• What is required: How many lines below include the string "تماس"? State the number alone.

======== Exercise data

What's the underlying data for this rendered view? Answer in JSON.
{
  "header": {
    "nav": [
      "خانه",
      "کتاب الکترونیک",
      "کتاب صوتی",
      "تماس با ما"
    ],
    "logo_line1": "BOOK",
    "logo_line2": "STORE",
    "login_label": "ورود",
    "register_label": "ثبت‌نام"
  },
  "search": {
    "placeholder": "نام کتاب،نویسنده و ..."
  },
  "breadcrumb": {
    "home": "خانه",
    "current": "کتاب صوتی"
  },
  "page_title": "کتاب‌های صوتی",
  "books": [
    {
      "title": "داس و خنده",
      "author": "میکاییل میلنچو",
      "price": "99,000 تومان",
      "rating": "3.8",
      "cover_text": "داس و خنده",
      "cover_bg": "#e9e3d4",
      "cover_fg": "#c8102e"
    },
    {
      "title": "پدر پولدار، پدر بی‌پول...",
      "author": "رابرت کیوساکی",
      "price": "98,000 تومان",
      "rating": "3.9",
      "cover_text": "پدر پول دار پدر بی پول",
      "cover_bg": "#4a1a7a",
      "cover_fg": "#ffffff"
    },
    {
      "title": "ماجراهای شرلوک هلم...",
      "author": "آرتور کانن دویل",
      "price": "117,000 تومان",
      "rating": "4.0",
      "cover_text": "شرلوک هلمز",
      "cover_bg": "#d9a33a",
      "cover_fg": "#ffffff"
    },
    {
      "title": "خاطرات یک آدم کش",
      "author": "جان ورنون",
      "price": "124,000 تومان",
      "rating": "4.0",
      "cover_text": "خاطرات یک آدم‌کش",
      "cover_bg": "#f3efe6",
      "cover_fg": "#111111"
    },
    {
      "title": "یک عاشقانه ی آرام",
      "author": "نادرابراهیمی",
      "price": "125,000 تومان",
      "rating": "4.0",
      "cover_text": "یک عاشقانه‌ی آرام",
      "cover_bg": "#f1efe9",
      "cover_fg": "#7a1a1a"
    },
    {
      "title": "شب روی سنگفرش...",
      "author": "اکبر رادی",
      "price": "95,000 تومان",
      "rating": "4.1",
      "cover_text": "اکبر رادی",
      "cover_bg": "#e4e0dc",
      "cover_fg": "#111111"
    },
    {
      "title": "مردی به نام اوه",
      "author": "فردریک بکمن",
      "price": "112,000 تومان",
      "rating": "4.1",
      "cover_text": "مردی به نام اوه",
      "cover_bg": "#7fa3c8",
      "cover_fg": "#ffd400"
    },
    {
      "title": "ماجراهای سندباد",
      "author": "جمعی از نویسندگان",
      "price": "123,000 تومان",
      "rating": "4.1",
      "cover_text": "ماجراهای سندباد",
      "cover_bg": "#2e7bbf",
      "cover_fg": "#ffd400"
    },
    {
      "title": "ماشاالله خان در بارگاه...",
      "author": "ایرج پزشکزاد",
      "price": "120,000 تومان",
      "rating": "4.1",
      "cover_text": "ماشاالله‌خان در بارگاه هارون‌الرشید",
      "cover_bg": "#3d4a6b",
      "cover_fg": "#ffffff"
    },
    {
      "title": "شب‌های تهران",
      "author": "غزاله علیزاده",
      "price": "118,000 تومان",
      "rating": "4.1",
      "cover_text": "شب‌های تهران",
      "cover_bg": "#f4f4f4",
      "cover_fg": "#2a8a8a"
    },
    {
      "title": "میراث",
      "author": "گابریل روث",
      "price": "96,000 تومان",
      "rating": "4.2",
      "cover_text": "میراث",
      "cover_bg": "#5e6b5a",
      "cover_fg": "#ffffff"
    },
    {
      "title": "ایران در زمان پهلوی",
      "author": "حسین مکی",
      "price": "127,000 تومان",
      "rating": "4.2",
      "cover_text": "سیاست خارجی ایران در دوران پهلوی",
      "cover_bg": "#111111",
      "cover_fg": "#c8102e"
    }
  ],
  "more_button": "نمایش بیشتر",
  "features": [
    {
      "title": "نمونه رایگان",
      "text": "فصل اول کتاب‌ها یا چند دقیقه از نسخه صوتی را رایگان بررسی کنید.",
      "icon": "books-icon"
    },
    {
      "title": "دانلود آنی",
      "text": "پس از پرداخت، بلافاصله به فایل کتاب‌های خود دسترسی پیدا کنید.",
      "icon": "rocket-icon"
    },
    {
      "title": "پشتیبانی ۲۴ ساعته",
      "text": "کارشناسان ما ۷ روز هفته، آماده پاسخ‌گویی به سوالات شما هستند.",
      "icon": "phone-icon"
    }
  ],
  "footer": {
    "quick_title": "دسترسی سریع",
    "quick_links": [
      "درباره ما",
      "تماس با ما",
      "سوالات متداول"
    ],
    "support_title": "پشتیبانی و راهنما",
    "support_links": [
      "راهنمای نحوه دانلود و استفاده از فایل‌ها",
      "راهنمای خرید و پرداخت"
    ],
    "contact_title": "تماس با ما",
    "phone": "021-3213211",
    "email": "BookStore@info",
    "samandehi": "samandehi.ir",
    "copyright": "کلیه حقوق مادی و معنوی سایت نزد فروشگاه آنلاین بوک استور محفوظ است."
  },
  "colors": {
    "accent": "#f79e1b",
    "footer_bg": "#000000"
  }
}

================

• Output: 3